▸ Work request
Copy the records that follow exactly, leaving nothing out.

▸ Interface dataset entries
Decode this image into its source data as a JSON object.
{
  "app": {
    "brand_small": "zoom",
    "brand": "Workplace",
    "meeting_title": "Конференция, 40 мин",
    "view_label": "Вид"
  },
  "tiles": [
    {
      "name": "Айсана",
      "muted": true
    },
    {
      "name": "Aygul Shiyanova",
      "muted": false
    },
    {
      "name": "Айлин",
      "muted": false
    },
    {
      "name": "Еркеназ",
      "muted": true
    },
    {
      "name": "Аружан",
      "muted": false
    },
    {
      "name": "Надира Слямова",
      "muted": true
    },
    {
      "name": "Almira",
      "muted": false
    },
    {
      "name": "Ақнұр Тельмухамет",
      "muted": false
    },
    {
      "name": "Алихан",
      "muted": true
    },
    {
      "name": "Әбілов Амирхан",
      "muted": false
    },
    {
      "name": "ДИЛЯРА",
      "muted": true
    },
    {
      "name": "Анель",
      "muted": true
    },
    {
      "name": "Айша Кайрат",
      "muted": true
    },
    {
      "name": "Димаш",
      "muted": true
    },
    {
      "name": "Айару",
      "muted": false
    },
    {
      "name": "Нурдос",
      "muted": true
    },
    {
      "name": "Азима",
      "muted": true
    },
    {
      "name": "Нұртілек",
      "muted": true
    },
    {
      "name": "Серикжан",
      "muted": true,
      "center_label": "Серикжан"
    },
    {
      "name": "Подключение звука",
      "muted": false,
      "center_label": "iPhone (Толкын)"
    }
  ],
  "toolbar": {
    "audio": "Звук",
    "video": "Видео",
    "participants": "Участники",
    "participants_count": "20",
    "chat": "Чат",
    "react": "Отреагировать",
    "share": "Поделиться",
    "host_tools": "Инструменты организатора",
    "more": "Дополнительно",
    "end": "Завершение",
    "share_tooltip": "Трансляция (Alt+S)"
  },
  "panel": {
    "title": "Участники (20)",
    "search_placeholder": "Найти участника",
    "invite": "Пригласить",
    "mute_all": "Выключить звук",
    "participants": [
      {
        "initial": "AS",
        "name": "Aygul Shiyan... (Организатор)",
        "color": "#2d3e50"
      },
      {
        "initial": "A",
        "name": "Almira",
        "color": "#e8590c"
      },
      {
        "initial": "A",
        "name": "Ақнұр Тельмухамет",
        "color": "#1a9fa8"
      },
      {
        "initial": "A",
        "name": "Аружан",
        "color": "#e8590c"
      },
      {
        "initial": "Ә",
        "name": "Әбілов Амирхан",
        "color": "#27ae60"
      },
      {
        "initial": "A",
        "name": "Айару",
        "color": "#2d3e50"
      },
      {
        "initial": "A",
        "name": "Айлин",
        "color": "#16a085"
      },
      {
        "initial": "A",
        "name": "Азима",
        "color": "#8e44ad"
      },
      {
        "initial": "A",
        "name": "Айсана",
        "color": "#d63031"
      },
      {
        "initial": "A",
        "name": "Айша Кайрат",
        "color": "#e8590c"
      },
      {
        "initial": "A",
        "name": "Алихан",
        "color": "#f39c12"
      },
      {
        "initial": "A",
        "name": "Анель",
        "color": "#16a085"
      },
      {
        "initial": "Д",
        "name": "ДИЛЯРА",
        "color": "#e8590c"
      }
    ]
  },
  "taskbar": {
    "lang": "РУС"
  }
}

▸ Solution to this exercise
Decode this image into its source data as a JSON object.
{
  "app": {
    "brand_small": "zoom",
    "brand": "Workplace",
    "meeting_title": "Конференция, 40 мин",
    "view_label": "Вид"
  },
  "tiles": [
    {
      "name": "Айсана",
      "muted": true
    },
    {
      "name": "Aygul Shiyanova",
      "muted": false
    },
    {
      "name": "Айлин",
      "muted": false
    },
    {
      "name": "Еркеназ",
      "muted": true
    },
    {
      "name": "Аружан",
      "muted": false
    },
    {
      "name": "Надира Слямова",
      "muted": true
    },
    {
      "name": "Almira",
      "muted": false
    },
    {
      "name": "Ақнұр Тельмухамет",
      "muted": false
    },
    {
      "name": "Алихан",
      "muted": true
    },
    {
      "name": "Әбілов Амирхан",
      "muted": false
    },
    {
      "name": "ДИЛЯРА",
      "muted": true
    },
    {
      "name": "Анель",
      "muted": true
    },
    {
      "name": "Айша Кайрат",
      "muted": true
    },
    {
      "name": "Димаш",
      "muted": true
    },
    {
      "name": "Айару",
      "muted": false
    },
    {
      "name": "Нурдос",
      "muted": true
    },
    {
      "name": "Азима",
      "muted": true
    },
    {
      "name": "Нұртілек",
      "muted": true
    },
    {
      "name": "Серикжан",
      "muted": true,
      "center_label": "Серикжан"
    },
    {
      "name": "Подключение звука",
      "muted": false,
      "center_label": "iPhone (Толкын)"
    }
  ],
  "toolbar": {
    "audio": "Звук",
    "video": "Видео",
    "participants": "Участники",
    "participants_count": "20",
    "chat": "Чат",
    "react": "Отреагировать",
    "share": "Поделиться",
    "host_tools": "Инструменты организатора",
    "more": "Дополнительно",
    "end": "Завершение",
    "share_tooltip": "Трансляция (Alt+S)"
  },
  "panel": {
    "title": "Участники (20)",
    "search_placeholder": "Найти участника",
    "invite": "Пригласить",
    "mute_all": "Выключить звук",
    "participants": [
      {
        "initial": "AS",
        "name": "Aygul Shiyan... (Организатор)",
        "color": "#2d3e50"
      },
      {
        "initial": "A",
        "name": "Almira",
        "color": "#e8590c"
      },
      {
        "initial": "A",
        "name": "Ақнұр Тельмухамет",
        "color": "#1a9fa8"
      },
      {
        "initial": "A",
        "name": "Аружан",
        "color": "#e8590c"
      },
      {
        "initial": "Ә",
        "name": "Әбілов Амирхан",
        "color": "#27ae60"
      },
      {
        "initial": "A",
        "name": "Айару",
        "color": "#2d3e50"
      },
      {
        "initial": "A",
        "name": "Айлин",
        "color": "#16a085"
      },
      {
        "initial": "A",
        "name": "Азима",
        "color": "#8e44ad"
      },
      {
        "initial": "A",
        "name": "Айсана",
        "color": "#d63031"
      },
      {
        "initial": "A",
        "name": "Айша Кайрат",
        "color": "#e8590c"
      },
      {
        "initial": "A",
        "name": "Алихан",
        "color": "#f39c12"
      },
      {
        "initial": "A",
        "name": "Анель",
        "color": "#16a085"
      },
      {
        "initial": "Д",
        "name": "ДИЛЯРА",
        "color": "#e8590c"
      }
    ]
  },
  "taskbar": {
    "lang": "РУС"
  }
}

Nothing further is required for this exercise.